(Dataset rows describing interfaces)
_____

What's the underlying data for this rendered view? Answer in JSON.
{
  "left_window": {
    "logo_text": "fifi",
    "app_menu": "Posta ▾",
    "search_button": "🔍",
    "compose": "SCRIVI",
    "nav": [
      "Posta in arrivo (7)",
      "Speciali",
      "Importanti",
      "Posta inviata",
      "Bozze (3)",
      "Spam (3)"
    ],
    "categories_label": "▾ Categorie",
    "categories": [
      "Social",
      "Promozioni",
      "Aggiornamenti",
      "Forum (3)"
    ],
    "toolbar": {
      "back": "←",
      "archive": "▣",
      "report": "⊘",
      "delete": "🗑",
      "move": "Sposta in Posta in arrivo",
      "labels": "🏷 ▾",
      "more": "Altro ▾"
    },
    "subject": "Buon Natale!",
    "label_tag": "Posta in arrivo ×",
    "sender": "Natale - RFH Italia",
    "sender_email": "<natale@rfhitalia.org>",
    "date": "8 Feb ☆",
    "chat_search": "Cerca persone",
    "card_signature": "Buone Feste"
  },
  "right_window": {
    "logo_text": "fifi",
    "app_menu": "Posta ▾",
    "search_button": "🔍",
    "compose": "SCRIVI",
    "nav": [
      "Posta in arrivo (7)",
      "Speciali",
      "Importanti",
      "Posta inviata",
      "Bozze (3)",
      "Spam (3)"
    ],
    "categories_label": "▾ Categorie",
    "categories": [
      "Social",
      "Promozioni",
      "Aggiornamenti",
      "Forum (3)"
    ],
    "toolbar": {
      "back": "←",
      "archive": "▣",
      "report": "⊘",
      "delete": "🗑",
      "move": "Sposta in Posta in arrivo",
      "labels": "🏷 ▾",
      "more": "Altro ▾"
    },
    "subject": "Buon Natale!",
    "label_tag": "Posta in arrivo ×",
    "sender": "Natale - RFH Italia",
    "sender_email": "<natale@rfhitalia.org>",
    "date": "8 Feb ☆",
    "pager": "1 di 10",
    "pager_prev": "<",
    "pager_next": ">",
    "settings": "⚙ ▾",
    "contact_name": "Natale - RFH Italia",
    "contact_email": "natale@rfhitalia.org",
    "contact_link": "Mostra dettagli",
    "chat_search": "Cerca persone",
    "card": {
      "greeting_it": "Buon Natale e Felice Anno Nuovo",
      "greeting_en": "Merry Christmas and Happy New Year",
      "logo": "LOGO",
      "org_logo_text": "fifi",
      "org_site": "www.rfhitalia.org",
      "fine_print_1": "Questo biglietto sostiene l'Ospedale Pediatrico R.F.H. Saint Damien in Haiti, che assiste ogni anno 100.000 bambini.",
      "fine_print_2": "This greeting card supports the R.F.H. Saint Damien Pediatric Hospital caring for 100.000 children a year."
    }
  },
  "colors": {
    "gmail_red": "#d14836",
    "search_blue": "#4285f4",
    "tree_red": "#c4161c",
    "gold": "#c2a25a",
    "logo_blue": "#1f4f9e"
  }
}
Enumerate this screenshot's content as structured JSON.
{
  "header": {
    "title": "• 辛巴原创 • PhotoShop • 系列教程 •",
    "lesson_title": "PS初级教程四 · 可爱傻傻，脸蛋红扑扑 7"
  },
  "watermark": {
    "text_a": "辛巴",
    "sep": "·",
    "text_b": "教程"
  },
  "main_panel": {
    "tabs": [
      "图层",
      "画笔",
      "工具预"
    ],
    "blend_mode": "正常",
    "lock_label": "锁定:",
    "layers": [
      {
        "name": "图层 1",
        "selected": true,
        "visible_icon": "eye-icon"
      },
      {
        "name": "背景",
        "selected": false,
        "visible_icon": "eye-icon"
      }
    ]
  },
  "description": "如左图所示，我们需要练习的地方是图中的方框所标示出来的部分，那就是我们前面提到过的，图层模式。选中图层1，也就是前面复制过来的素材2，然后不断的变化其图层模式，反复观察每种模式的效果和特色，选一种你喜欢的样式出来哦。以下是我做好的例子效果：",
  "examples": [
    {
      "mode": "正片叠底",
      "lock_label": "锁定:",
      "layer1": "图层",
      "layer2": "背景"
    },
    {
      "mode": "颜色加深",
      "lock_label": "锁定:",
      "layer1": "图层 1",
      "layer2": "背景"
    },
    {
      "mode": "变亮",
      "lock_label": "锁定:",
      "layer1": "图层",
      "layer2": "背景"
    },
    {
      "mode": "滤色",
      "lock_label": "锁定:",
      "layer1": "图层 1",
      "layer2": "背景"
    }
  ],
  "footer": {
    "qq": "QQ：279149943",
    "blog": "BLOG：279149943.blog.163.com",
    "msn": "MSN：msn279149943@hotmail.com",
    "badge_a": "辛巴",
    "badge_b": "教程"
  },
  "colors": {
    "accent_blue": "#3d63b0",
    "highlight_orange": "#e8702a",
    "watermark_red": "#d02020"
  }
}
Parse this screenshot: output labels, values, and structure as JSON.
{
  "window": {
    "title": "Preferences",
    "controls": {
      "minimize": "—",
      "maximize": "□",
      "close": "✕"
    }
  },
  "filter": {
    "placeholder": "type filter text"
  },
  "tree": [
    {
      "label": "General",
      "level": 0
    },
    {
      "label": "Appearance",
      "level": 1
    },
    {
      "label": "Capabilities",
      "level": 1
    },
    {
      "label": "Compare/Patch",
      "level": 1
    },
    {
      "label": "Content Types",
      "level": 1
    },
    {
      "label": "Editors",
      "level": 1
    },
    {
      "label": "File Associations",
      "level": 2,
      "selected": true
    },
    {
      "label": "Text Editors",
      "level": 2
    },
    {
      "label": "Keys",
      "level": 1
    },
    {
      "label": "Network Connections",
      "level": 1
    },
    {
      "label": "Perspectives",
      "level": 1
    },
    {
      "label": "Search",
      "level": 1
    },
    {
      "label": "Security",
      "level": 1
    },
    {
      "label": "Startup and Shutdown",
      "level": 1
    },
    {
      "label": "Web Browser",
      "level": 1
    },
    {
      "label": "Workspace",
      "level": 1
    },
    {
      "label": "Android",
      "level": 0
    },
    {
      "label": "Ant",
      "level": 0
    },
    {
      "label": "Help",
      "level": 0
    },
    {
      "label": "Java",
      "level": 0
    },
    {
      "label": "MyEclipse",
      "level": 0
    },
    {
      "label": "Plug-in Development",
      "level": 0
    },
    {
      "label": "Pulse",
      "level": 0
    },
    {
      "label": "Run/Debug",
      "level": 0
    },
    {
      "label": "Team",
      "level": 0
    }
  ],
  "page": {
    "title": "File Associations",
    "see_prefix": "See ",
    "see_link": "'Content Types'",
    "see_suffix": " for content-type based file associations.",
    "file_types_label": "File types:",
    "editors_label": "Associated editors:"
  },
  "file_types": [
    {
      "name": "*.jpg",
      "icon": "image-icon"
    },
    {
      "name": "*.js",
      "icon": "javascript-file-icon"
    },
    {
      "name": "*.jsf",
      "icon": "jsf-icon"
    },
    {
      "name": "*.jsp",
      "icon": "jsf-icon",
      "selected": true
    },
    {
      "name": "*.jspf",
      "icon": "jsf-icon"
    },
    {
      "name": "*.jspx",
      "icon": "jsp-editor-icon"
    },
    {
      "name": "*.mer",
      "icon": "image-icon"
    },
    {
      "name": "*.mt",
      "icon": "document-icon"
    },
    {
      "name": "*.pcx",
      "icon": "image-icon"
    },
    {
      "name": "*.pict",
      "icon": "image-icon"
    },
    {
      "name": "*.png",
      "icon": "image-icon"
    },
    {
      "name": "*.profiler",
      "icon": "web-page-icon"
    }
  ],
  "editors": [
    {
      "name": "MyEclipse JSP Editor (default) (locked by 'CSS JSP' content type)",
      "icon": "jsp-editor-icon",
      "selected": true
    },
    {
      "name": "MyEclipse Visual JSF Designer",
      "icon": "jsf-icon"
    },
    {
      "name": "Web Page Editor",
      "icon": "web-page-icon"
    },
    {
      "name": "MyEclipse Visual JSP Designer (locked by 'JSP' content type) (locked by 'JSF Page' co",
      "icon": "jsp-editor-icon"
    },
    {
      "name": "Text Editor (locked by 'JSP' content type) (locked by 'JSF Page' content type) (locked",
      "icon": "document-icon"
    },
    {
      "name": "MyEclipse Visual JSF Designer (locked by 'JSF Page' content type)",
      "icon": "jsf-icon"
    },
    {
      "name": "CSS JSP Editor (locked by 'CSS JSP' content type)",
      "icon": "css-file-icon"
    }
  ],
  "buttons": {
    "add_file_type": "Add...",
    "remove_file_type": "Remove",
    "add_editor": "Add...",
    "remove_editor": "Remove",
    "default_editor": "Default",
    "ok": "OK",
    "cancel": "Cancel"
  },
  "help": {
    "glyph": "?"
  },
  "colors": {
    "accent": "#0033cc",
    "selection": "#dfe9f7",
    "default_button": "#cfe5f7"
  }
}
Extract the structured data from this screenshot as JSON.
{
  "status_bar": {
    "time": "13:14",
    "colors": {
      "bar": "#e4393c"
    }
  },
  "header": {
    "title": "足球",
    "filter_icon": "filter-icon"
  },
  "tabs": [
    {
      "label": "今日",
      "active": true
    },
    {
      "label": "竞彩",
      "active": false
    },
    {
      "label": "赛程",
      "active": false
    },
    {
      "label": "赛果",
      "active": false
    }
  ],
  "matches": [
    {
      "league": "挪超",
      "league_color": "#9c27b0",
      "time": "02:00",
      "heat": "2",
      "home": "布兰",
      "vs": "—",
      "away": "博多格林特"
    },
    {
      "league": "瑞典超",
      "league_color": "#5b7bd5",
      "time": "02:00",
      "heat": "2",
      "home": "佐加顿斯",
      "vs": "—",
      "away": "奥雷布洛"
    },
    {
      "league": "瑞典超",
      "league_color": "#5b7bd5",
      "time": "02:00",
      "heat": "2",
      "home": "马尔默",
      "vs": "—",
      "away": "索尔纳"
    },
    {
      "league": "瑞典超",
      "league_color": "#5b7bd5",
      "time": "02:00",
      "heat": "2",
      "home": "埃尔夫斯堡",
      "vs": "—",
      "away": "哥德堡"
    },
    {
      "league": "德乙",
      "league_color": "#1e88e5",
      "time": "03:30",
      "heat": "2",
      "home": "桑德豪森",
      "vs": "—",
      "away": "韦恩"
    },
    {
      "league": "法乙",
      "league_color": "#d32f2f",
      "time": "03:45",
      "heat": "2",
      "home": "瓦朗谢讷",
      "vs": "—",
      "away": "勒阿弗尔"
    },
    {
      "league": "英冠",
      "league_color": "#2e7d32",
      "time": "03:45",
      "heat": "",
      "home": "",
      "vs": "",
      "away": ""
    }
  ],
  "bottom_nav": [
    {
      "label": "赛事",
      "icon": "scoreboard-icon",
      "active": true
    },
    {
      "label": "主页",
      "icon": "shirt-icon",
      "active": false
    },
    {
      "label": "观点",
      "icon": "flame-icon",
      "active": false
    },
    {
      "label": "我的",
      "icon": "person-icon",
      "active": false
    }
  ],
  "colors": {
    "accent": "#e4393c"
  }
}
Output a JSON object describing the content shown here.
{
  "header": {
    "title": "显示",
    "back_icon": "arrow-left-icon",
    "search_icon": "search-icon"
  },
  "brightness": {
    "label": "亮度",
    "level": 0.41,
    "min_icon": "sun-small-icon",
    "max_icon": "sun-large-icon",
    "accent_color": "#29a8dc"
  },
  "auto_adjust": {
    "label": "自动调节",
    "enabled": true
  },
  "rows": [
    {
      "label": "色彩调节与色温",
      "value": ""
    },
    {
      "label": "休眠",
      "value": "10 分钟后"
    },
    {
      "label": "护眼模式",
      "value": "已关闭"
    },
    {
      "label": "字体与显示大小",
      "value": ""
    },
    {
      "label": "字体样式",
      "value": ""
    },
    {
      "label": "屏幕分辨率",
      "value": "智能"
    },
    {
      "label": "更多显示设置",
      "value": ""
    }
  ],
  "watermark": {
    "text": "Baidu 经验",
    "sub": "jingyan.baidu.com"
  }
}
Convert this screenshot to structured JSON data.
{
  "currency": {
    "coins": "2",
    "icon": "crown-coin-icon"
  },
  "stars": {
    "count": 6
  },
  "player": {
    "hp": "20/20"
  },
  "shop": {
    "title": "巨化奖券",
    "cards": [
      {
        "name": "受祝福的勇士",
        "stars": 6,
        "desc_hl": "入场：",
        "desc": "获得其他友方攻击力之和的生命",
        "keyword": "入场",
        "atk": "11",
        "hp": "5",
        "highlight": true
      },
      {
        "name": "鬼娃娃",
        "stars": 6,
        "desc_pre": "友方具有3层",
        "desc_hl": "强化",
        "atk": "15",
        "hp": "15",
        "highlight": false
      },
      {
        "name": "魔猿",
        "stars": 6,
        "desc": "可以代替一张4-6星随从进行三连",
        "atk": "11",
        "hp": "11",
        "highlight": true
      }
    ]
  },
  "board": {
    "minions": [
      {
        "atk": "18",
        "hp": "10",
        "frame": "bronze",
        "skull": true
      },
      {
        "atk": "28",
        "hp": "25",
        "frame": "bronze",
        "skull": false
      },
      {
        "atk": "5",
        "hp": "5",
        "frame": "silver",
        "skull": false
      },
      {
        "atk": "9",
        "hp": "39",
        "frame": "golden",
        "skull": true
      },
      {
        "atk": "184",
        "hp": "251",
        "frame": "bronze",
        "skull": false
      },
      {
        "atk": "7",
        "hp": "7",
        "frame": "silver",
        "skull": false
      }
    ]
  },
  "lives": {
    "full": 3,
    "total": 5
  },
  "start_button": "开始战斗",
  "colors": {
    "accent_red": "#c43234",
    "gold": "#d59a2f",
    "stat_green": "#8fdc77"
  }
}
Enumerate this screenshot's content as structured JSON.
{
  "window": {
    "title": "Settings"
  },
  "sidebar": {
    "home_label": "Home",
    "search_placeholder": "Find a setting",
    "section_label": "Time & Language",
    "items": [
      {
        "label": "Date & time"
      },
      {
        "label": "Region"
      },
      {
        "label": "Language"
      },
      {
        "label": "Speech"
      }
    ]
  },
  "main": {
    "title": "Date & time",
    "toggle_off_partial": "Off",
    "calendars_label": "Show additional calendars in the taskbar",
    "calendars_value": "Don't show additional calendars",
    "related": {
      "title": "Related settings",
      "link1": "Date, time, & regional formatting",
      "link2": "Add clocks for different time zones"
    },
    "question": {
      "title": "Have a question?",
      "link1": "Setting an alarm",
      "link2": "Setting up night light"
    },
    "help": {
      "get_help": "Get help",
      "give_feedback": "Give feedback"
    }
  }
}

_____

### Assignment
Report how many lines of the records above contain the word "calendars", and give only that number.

### Exercise output
2